Trevor Cummings

Private Wealth Advisor, Partner

Trevor is a Partner and Director of our Private Wealth Advisor Group.

As the author of TOM [Thoughts On Money], Trevor endeavors to write and speak about financial concepts and principles in a kind of “straight” talk demeanor and posture.
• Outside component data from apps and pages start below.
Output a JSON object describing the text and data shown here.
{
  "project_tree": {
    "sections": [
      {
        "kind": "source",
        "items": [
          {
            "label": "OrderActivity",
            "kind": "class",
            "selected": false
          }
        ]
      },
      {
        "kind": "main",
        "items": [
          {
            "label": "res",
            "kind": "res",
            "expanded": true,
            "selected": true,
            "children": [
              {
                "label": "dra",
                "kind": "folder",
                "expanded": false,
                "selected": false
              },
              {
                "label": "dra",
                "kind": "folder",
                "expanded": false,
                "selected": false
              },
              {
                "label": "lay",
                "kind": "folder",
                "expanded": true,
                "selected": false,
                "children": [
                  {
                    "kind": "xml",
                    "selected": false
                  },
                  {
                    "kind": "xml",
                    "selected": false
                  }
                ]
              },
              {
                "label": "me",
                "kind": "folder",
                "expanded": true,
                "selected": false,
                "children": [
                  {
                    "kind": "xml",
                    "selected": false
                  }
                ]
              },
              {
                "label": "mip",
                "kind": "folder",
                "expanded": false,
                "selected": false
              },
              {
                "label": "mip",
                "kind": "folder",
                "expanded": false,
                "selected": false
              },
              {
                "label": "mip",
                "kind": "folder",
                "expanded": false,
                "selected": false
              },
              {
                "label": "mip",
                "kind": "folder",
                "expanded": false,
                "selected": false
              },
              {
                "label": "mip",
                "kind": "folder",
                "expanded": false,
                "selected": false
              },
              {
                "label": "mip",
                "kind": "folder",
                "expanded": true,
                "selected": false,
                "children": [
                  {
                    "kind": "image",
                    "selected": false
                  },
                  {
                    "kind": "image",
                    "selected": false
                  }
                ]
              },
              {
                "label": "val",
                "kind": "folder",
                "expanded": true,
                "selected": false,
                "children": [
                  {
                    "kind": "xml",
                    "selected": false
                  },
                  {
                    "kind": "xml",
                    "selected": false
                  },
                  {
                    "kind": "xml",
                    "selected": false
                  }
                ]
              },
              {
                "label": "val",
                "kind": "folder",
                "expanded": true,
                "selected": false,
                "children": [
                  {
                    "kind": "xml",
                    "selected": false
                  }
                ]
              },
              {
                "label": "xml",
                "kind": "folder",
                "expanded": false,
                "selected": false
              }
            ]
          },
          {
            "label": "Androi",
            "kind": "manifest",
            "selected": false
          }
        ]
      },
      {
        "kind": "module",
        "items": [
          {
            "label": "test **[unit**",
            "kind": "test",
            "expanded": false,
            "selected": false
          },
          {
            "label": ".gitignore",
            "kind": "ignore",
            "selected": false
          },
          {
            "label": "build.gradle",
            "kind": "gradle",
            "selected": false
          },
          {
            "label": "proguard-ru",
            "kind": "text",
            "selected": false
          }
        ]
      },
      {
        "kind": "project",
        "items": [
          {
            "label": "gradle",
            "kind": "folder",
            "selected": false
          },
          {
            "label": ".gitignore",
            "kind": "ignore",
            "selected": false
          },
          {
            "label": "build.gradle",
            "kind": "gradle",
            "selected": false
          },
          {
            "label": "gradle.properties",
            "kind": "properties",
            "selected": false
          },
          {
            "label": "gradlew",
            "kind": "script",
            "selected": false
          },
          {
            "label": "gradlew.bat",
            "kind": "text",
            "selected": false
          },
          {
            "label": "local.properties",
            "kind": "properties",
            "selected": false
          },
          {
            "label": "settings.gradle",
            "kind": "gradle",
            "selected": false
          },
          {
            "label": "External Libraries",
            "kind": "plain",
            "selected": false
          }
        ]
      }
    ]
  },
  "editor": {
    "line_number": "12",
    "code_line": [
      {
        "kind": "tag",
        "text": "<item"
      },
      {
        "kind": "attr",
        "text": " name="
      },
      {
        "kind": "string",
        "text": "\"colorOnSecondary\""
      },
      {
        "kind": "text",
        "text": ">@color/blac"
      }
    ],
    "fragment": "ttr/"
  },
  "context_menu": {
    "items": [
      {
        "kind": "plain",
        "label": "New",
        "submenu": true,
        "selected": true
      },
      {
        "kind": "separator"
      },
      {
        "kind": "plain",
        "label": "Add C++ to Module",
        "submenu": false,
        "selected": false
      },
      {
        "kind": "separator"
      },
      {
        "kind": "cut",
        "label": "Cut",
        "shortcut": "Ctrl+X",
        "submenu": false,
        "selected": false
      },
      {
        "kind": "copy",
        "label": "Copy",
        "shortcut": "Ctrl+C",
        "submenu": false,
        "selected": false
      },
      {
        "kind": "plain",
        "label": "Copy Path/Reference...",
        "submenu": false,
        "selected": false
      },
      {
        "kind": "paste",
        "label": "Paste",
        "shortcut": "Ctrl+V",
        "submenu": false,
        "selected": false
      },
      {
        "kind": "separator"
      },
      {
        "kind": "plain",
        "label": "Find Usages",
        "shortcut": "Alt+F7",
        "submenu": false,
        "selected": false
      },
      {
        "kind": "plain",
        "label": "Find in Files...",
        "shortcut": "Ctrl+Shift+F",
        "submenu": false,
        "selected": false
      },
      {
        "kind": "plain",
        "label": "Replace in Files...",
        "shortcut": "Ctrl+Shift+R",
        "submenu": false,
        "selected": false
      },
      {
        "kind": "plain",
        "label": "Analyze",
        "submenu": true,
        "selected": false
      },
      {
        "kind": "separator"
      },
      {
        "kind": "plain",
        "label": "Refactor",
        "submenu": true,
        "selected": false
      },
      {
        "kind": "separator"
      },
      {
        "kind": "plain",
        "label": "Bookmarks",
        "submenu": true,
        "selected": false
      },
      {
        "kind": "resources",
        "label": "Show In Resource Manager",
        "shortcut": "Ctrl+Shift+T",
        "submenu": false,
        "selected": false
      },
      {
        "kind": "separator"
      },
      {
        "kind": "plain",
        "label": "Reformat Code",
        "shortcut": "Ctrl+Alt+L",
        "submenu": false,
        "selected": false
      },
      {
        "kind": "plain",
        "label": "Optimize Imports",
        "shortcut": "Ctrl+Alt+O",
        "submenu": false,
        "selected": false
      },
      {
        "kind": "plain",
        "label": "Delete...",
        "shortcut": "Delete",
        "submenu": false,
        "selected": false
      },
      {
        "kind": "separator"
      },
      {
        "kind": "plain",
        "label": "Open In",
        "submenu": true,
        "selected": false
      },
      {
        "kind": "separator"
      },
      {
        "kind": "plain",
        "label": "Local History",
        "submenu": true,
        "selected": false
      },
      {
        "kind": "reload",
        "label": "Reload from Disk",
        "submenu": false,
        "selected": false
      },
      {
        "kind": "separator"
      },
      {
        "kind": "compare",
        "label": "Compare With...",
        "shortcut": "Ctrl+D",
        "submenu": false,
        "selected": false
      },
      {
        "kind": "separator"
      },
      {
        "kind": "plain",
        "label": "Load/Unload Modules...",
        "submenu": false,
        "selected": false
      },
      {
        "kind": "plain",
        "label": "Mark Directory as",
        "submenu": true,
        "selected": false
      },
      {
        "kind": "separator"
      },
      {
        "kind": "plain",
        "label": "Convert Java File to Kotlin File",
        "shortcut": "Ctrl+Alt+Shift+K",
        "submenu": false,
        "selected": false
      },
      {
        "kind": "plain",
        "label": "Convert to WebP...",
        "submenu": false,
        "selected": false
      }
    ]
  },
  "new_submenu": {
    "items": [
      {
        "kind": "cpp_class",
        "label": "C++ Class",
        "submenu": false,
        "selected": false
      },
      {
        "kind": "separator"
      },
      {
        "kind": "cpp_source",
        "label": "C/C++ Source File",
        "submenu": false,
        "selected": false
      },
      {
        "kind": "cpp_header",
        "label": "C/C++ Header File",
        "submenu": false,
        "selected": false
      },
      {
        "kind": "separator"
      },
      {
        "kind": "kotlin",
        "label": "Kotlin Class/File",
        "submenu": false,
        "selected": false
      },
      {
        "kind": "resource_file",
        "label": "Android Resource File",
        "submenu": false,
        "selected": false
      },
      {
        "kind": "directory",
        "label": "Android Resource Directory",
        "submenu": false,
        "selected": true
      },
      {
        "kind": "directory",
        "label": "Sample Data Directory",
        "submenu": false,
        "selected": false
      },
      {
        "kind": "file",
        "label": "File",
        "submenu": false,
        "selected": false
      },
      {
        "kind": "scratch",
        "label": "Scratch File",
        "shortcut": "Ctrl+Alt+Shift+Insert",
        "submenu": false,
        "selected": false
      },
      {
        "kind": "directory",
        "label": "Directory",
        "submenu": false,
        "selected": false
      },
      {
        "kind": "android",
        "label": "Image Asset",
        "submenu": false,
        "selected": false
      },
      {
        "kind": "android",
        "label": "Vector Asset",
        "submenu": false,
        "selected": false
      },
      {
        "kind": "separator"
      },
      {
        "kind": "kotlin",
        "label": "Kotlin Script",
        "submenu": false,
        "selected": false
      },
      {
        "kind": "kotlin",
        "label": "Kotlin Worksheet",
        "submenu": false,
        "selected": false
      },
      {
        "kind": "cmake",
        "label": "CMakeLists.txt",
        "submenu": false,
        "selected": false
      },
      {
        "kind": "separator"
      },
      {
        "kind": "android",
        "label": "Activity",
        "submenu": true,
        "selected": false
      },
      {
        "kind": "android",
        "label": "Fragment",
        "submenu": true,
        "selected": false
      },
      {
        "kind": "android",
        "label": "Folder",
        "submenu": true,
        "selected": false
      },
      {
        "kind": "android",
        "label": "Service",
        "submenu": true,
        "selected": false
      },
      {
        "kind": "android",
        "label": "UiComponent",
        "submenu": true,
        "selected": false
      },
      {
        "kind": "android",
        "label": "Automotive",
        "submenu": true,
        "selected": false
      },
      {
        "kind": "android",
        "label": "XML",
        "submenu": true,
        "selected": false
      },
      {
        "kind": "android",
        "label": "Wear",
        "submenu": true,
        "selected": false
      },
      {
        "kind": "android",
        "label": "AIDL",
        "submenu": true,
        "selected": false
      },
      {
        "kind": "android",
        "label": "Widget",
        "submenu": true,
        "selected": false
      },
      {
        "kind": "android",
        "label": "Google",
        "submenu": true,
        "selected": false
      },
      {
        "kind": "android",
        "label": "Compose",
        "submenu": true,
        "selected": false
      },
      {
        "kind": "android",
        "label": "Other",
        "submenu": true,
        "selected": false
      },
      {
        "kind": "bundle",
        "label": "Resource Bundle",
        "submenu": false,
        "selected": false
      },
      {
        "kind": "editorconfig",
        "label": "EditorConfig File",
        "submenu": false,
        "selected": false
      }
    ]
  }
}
He received his Bachelor’s degree in Organizational Leadership from Biola University and his MBA from California State University, Fullerton.